British Columbia’s police watchdog has concluded two Langley RCMP officers were not negligent in their response to a report of a teenage boy who was in distress after consuming a large quantity of drugs.
The Independent Investigations Office says the overdose death of 14-year-old Carson Crimeni was a “tragic incident” but police played no role in that outcome and it’s not recommending charges.
The office says in an investigation report released Monday that on Aug. 7, two Langley RCMP officers responded to a call about a distressed male on drugs in the vicinity of a skate park.
The Mounties were unable to find the teenager, and later that night Crimeni was found near a baseball field about 650 metres from the skate park and was rushed to hospital but did not survive.
The report by chief civilian director Ronald MacDonald says the officers spent almost 20 minutes at the skate park area and found no trace of Crimeni or anyone with information about him.
It says Crimeni and the group of young people he was with had moved to another location a considerable distance away and there was nothing at the skate park to assist police in determining where they might have gone.
“The actions of the officers were not negligent. They acted completely reasonably in the circumstances,” MacDonald writes in the report.

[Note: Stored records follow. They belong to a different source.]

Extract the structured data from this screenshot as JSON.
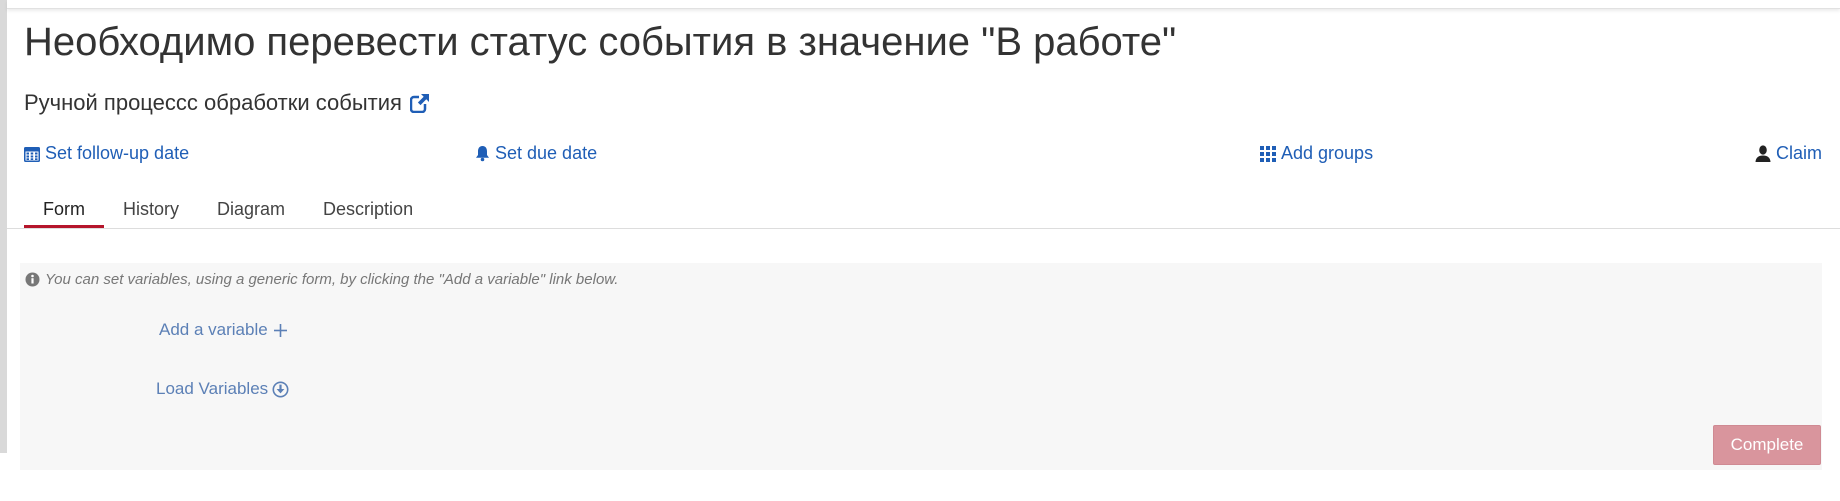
{
  "header": {
    "title": "Необходимо перевести статус события в значение \"В работе\"",
    "process_name": "Ручной процессс обработки события"
  },
  "actions": {
    "follow_up": "Set follow-up date",
    "due_date": "Set due date",
    "add_groups": "Add groups",
    "claim": "Claim"
  },
  "tabs": [
    {
      "label": "Form",
      "active": true
    },
    {
      "label": "History",
      "active": false
    },
    {
      "label": "Diagram",
      "active": false
    },
    {
      "label": "Description",
      "active": false
    }
  ],
  "form": {
    "info_text": "You can set variables, using a generic form, by clicking the \"Add a variable\" link below.",
    "add_variable": "Add a variable",
    "load_variables": "Load Variables",
    "complete_label": "Complete"
  },
  "colors": {
    "link": "#1f5eb6",
    "active_tab_underline": "#b5152b",
    "complete_button": "#d9959d",
    "panel_background": "#f7f7f7"
  },
  "icons": {
    "external_link": "external-link-icon",
    "calendar": "calendar-icon",
    "bell": "bell-icon",
    "groups": "grid-icon",
    "claim": "user-icon",
    "info": "info-circle-icon",
    "add": "plus-icon",
    "load": "download-circle-icon"
  }
}
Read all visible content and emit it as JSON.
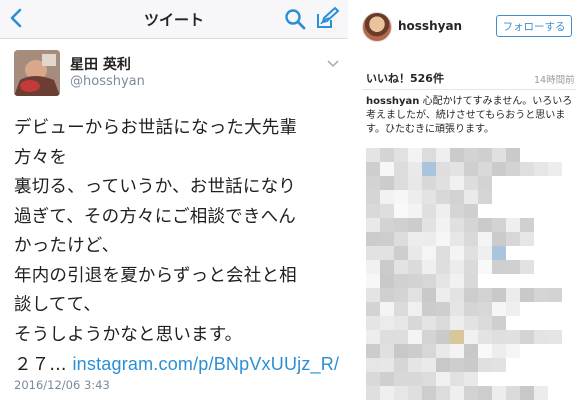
{
  "twitter": {
    "nav_title": "ツイート",
    "back_icon": "chevron-left-icon",
    "search_icon": "search-icon",
    "compose_icon": "compose-icon",
    "accent": "#2b8fd6",
    "display_name": "星田 英利",
    "handle": "@hosshyan",
    "tweet_lines": [
      "デビューからお世話になった大先輩",
      "方々を",
      "裏切る、っていうか、お世話になり",
      "過ぎて、その方々にご相談できへん",
      "かったけど、",
      "年内の引退を夏からずっと会社と相",
      "談してて、",
      "そうしようかなと思います。"
    ],
    "tweet_last_prefix": "２７...",
    "tweet_link": "instagram.com/p/BNpVxUUjz_R/",
    "timestamp": "2016/12/06 3:43"
  },
  "instagram": {
    "username": "hosshyan",
    "follow_label": "フォローする",
    "likes": "いいね！526件",
    "time_ago": "14時間前",
    "caption_user": "hosshyan",
    "caption_text": " 心配かけてすみません。いろいろ考えましたが、続けさせてもらおうと思います。ひたむきに頑張ります。"
  }
}
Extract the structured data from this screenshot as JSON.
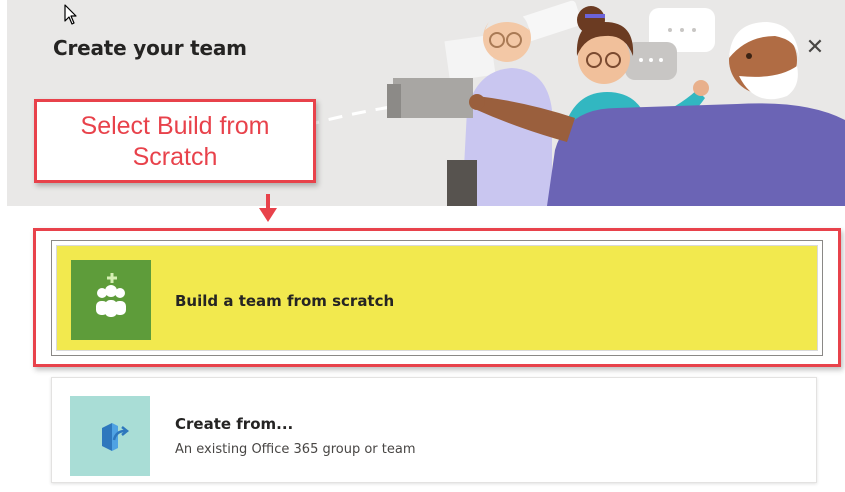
{
  "dialog": {
    "title": "Create your team",
    "close_icon": "close-icon"
  },
  "annotation": {
    "callout_text_line1": "Select Build from",
    "callout_text_line2": "Scratch",
    "callout_color": "#e8424b"
  },
  "options": [
    {
      "label": "Build a team from scratch",
      "icon": "people-add-icon",
      "tile_color": "#5e9c3a",
      "highlight_color": "#f2e94e"
    },
    {
      "label": "Create from...",
      "description": "An existing Office 365 group or team",
      "icon": "arrow-out-of-box-icon",
      "tile_color": "#a9ddd6"
    }
  ]
}
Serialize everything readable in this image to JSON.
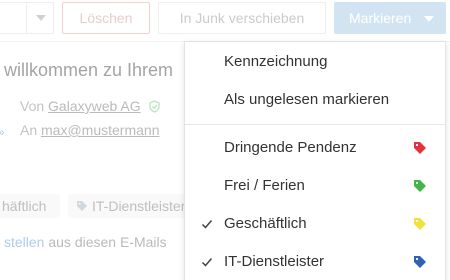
{
  "toolbar": {
    "delete_label": "Löschen",
    "junk_label": "In Junk verschieben",
    "mark_label": "Markieren"
  },
  "email": {
    "subject": "willkommen zu Ihrem",
    "from_prefix": "Von",
    "from_name": "Galaxyweb AG",
    "to_prefix": "An",
    "to_address": "max@mustermann",
    "tags": [
      "häftlich",
      "IT-Dienstleister"
    ],
    "footer_link": "stellen",
    "footer_text": " aus diesen E-Mails"
  },
  "menu": {
    "items": [
      {
        "label": "Kennzeichnung",
        "checked": false
      },
      {
        "label": "Als ungelesen markieren",
        "checked": false
      }
    ],
    "tags": [
      {
        "label": "Dringende Pendenz",
        "checked": false,
        "color": "#e0343f"
      },
      {
        "label": "Frei / Ferien",
        "checked": false,
        "color": "#43b54a"
      },
      {
        "label": "Geschäftlich",
        "checked": true,
        "color": "#f2e13a"
      },
      {
        "label": "IT-Dienstleister",
        "checked": true,
        "color": "#2f62b5"
      }
    ]
  },
  "colors": {
    "accent": "#9cc4e3",
    "delete_border": "#ea9a95",
    "link": "#4a90c8"
  }
}
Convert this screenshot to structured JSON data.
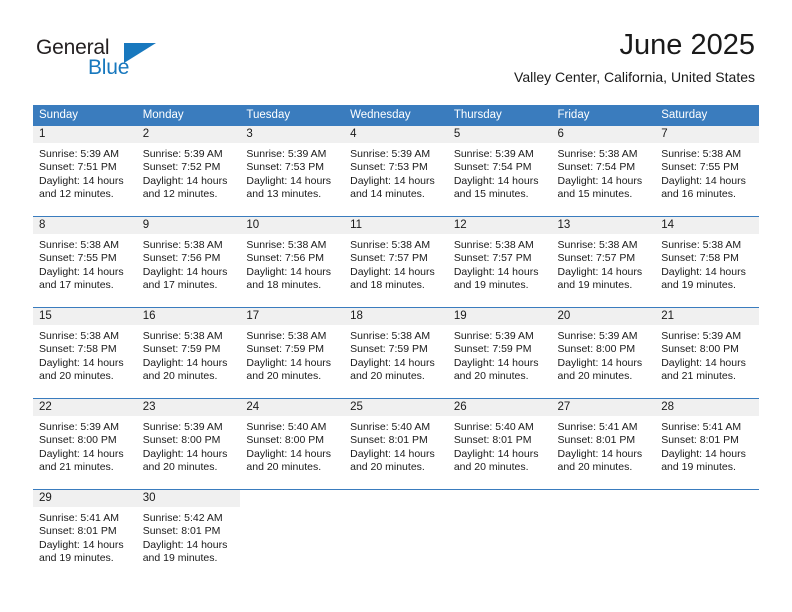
{
  "brand": {
    "name_part1": "General",
    "name_part2": "Blue",
    "triangle_icon": "triangle-icon"
  },
  "header": {
    "month_title": "June 2025",
    "location": "Valley Center, California, United States"
  },
  "calendar": {
    "weekday_headers": [
      "Sunday",
      "Monday",
      "Tuesday",
      "Wednesday",
      "Thursday",
      "Friday",
      "Saturday"
    ],
    "colors": {
      "header_background": "#3a7cbe",
      "header_text": "#ffffff",
      "daynum_background": "#f0f0f0",
      "cell_background": "#ffffff",
      "row_divider": "#3a7cbe",
      "brand_blue": "#1878be",
      "text": "#1a1a1a"
    },
    "weeks": [
      [
        {
          "day": "1",
          "sunrise": "Sunrise: 5:39 AM",
          "sunset": "Sunset: 7:51 PM",
          "daylight": "Daylight: 14 hours and 12 minutes."
        },
        {
          "day": "2",
          "sunrise": "Sunrise: 5:39 AM",
          "sunset": "Sunset: 7:52 PM",
          "daylight": "Daylight: 14 hours and 12 minutes."
        },
        {
          "day": "3",
          "sunrise": "Sunrise: 5:39 AM",
          "sunset": "Sunset: 7:53 PM",
          "daylight": "Daylight: 14 hours and 13 minutes."
        },
        {
          "day": "4",
          "sunrise": "Sunrise: 5:39 AM",
          "sunset": "Sunset: 7:53 PM",
          "daylight": "Daylight: 14 hours and 14 minutes."
        },
        {
          "day": "5",
          "sunrise": "Sunrise: 5:39 AM",
          "sunset": "Sunset: 7:54 PM",
          "daylight": "Daylight: 14 hours and 15 minutes."
        },
        {
          "day": "6",
          "sunrise": "Sunrise: 5:38 AM",
          "sunset": "Sunset: 7:54 PM",
          "daylight": "Daylight: 14 hours and 15 minutes."
        },
        {
          "day": "7",
          "sunrise": "Sunrise: 5:38 AM",
          "sunset": "Sunset: 7:55 PM",
          "daylight": "Daylight: 14 hours and 16 minutes."
        }
      ],
      [
        {
          "day": "8",
          "sunrise": "Sunrise: 5:38 AM",
          "sunset": "Sunset: 7:55 PM",
          "daylight": "Daylight: 14 hours and 17 minutes."
        },
        {
          "day": "9",
          "sunrise": "Sunrise: 5:38 AM",
          "sunset": "Sunset: 7:56 PM",
          "daylight": "Daylight: 14 hours and 17 minutes."
        },
        {
          "day": "10",
          "sunrise": "Sunrise: 5:38 AM",
          "sunset": "Sunset: 7:56 PM",
          "daylight": "Daylight: 14 hours and 18 minutes."
        },
        {
          "day": "11",
          "sunrise": "Sunrise: 5:38 AM",
          "sunset": "Sunset: 7:57 PM",
          "daylight": "Daylight: 14 hours and 18 minutes."
        },
        {
          "day": "12",
          "sunrise": "Sunrise: 5:38 AM",
          "sunset": "Sunset: 7:57 PM",
          "daylight": "Daylight: 14 hours and 19 minutes."
        },
        {
          "day": "13",
          "sunrise": "Sunrise: 5:38 AM",
          "sunset": "Sunset: 7:57 PM",
          "daylight": "Daylight: 14 hours and 19 minutes."
        },
        {
          "day": "14",
          "sunrise": "Sunrise: 5:38 AM",
          "sunset": "Sunset: 7:58 PM",
          "daylight": "Daylight: 14 hours and 19 minutes."
        }
      ],
      [
        {
          "day": "15",
          "sunrise": "Sunrise: 5:38 AM",
          "sunset": "Sunset: 7:58 PM",
          "daylight": "Daylight: 14 hours and 20 minutes."
        },
        {
          "day": "16",
          "sunrise": "Sunrise: 5:38 AM",
          "sunset": "Sunset: 7:59 PM",
          "daylight": "Daylight: 14 hours and 20 minutes."
        },
        {
          "day": "17",
          "sunrise": "Sunrise: 5:38 AM",
          "sunset": "Sunset: 7:59 PM",
          "daylight": "Daylight: 14 hours and 20 minutes."
        },
        {
          "day": "18",
          "sunrise": "Sunrise: 5:38 AM",
          "sunset": "Sunset: 7:59 PM",
          "daylight": "Daylight: 14 hours and 20 minutes."
        },
        {
          "day": "19",
          "sunrise": "Sunrise: 5:39 AM",
          "sunset": "Sunset: 7:59 PM",
          "daylight": "Daylight: 14 hours and 20 minutes."
        },
        {
          "day": "20",
          "sunrise": "Sunrise: 5:39 AM",
          "sunset": "Sunset: 8:00 PM",
          "daylight": "Daylight: 14 hours and 20 minutes."
        },
        {
          "day": "21",
          "sunrise": "Sunrise: 5:39 AM",
          "sunset": "Sunset: 8:00 PM",
          "daylight": "Daylight: 14 hours and 21 minutes."
        }
      ],
      [
        {
          "day": "22",
          "sunrise": "Sunrise: 5:39 AM",
          "sunset": "Sunset: 8:00 PM",
          "daylight": "Daylight: 14 hours and 21 minutes."
        },
        {
          "day": "23",
          "sunrise": "Sunrise: 5:39 AM",
          "sunset": "Sunset: 8:00 PM",
          "daylight": "Daylight: 14 hours and 20 minutes."
        },
        {
          "day": "24",
          "sunrise": "Sunrise: 5:40 AM",
          "sunset": "Sunset: 8:00 PM",
          "daylight": "Daylight: 14 hours and 20 minutes."
        },
        {
          "day": "25",
          "sunrise": "Sunrise: 5:40 AM",
          "sunset": "Sunset: 8:01 PM",
          "daylight": "Daylight: 14 hours and 20 minutes."
        },
        {
          "day": "26",
          "sunrise": "Sunrise: 5:40 AM",
          "sunset": "Sunset: 8:01 PM",
          "daylight": "Daylight: 14 hours and 20 minutes."
        },
        {
          "day": "27",
          "sunrise": "Sunrise: 5:41 AM",
          "sunset": "Sunset: 8:01 PM",
          "daylight": "Daylight: 14 hours and 20 minutes."
        },
        {
          "day": "28",
          "sunrise": "Sunrise: 5:41 AM",
          "sunset": "Sunset: 8:01 PM",
          "daylight": "Daylight: 14 hours and 19 minutes."
        }
      ],
      [
        {
          "day": "29",
          "sunrise": "Sunrise: 5:41 AM",
          "sunset": "Sunset: 8:01 PM",
          "daylight": "Daylight: 14 hours and 19 minutes."
        },
        {
          "day": "30",
          "sunrise": "Sunrise: 5:42 AM",
          "sunset": "Sunset: 8:01 PM",
          "daylight": "Daylight: 14 hours and 19 minutes."
        },
        {
          "day": "",
          "sunrise": "",
          "sunset": "",
          "daylight": ""
        },
        {
          "day": "",
          "sunrise": "",
          "sunset": "",
          "daylight": ""
        },
        {
          "day": "",
          "sunrise": "",
          "sunset": "",
          "daylight": ""
        },
        {
          "day": "",
          "sunrise": "",
          "sunset": "",
          "daylight": ""
        },
        {
          "day": "",
          "sunrise": "",
          "sunset": "",
          "daylight": ""
        }
      ]
    ]
  }
}
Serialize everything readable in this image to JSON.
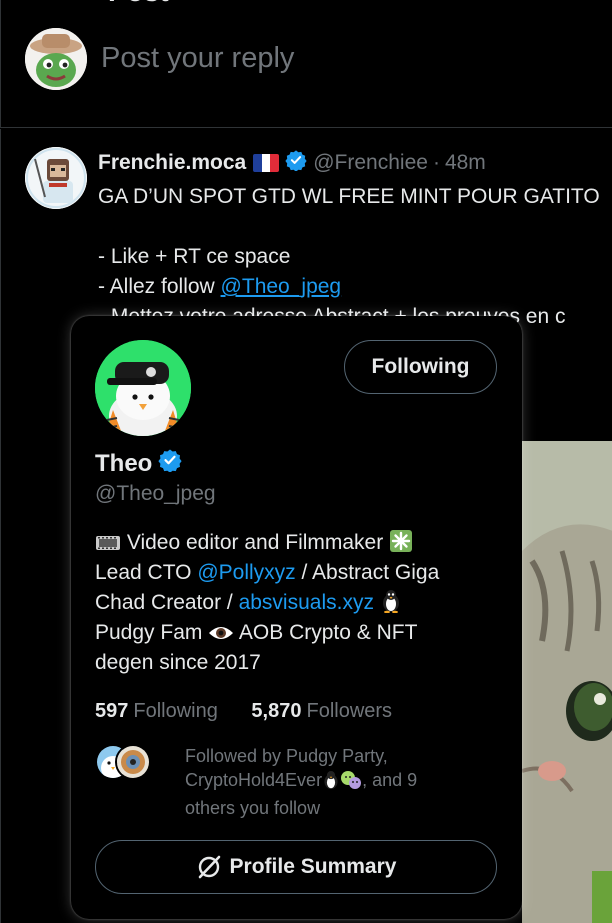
{
  "header": {
    "title": "Post"
  },
  "composer": {
    "placeholder": "Post your reply"
  },
  "tweet": {
    "author_name": "Frenchie.moca",
    "author_handle": "@Frenchiee",
    "separator": "·",
    "time": "48m",
    "lines": [
      "GA D’UN SPOT GTD WL FREE MINT POUR GATITO",
      "- Like + RT ce space",
      "- Allez follow ",
      "- Mettez votre adresse Abstract + les preuves en c"
    ],
    "mention": "@Theo_jpeg"
  },
  "hover_card": {
    "follow_button_label": "Following",
    "name": "Theo",
    "handle": "@Theo_jpeg",
    "bio": {
      "line1_text": " Video editor and Filmmaker ",
      "line2_a": "Lead CTO ",
      "line2_mention": "@Pollyxyz",
      "line2_b": " / Abstract Giga",
      "line3_a": "Chad Creator / ",
      "line3_link": "absvisuals.xyz",
      "line4_a": "Pudgy Fam ",
      "line4_b": " AOB Crypto & NFT",
      "line5": "degen since 2017"
    },
    "following_count": "597",
    "following_label": "Following",
    "followers_count": "5,870",
    "followers_label": "Followers",
    "followed_by_line1": "Followed by Pudgy Party,",
    "followed_by_line2a": "CryptoHold4Ever",
    "followed_by_line2b": ", and 9",
    "followed_by_line3": "others you follow",
    "profile_summary_label": "Profile Summary"
  },
  "colors": {
    "background": "#000000",
    "accent": "#1d9bf0",
    "text": "#e7e9ea",
    "muted": "#71767b",
    "border": "#2f3336"
  }
}
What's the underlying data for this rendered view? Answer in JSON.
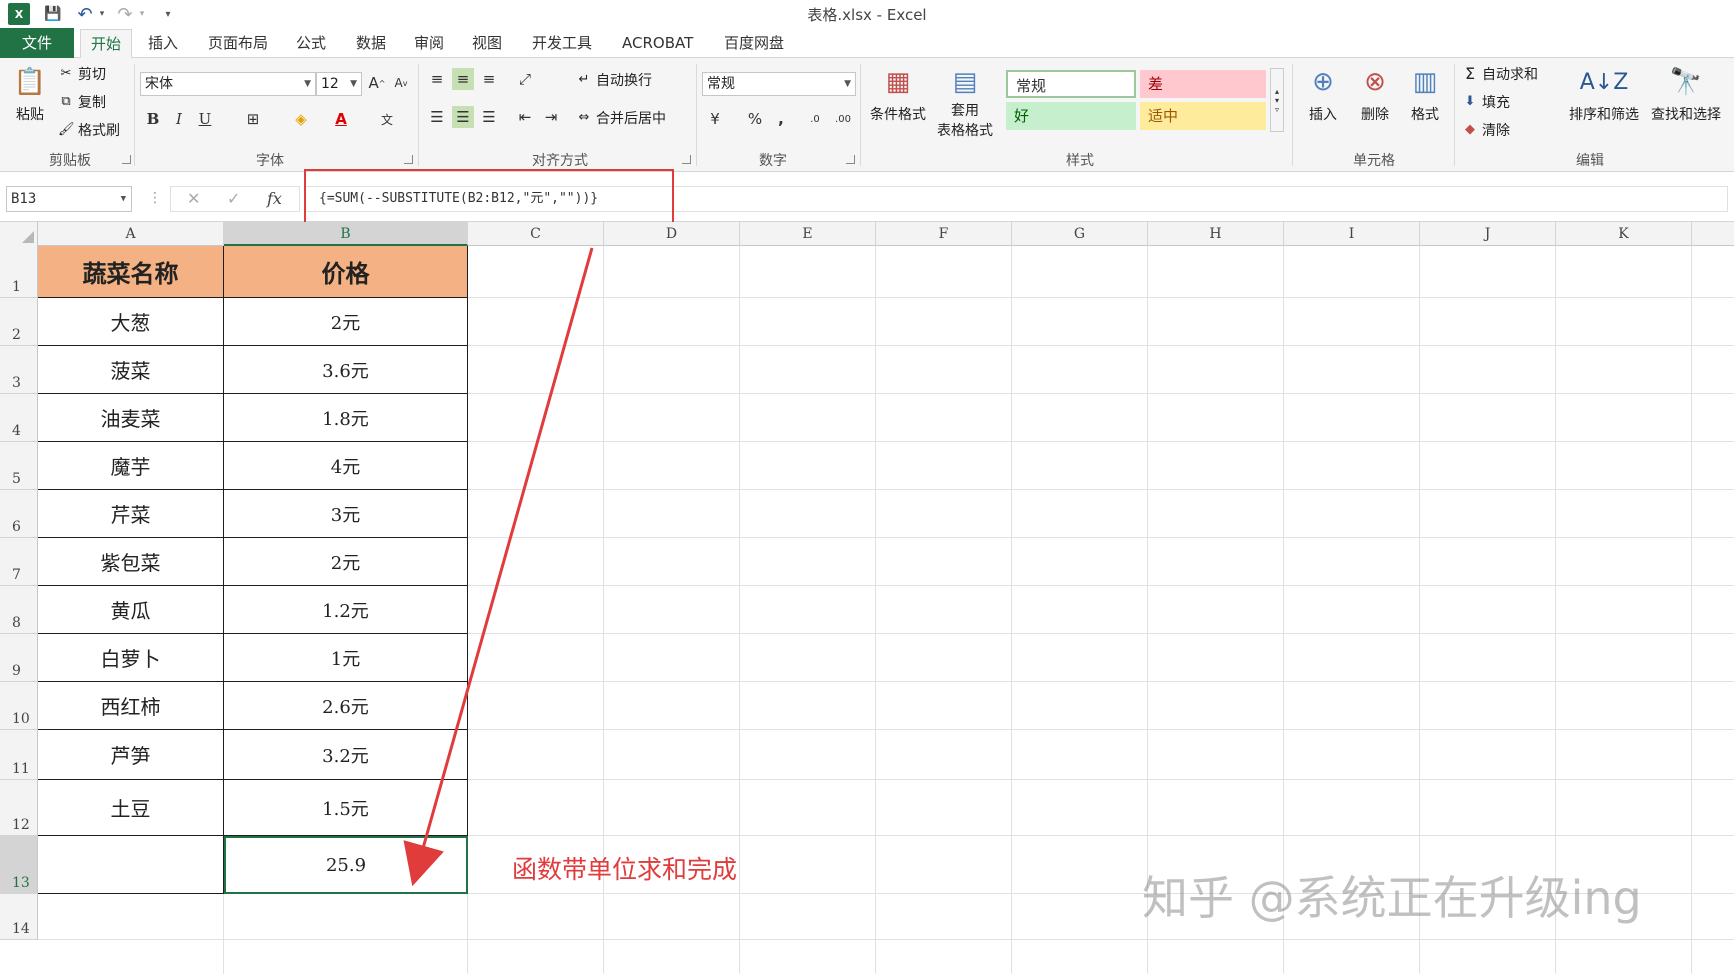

“Certainly, had any information to suggest the location and condition of (Crimeni) been known at the time, the police could have reacted to it. As noted, however, there was none.”
Crimeni’s family believes the drugs were given to him by other teenagers who filmed and posted his reaction on social media. An RCMP investigation is ongoing.
In the report, MacDonald notes that the initial call to police came from a parent whose daughter had shown her a Snapchat photo of Crimeni looking “out of it.” The photo had apparently been sent to the girl by an older teen.
The parent passed on an assertion to the police dispatcher that the boy had taken 15 capsules of “molly,” also known as MDMA or ecstasy.
An employee of the recreation centre next to the skate park told the two RCMP officers that she hadn’t seen an intoxicated male. The employee told the investigations office that it appeared the officers were unsure if the report was genuine or a hoax but they were looking to see if they could find anyone around the area.
The location where Crimeni was found more than two hours later was on the other side of a number of large buildings and other visual obstructions, the report adds.
At his funeral in August, Crimeni’s family and friends remembered him as a funny, energetic boy who loved to cook, play video games and joke with his buddies. But they also urged mourners to take action against peer pressure and teenage drug use so his death would not be in vain.
“At only 14 years old, his life was taken, and he was just trying to fit in. All he ever wanted to do was fit in and have friends who loved him,” said his sister, Bella Griffiths.
“I really hope after this, people really start to realize that drugs are not a joke. They can take anyone away in a heartbeat.”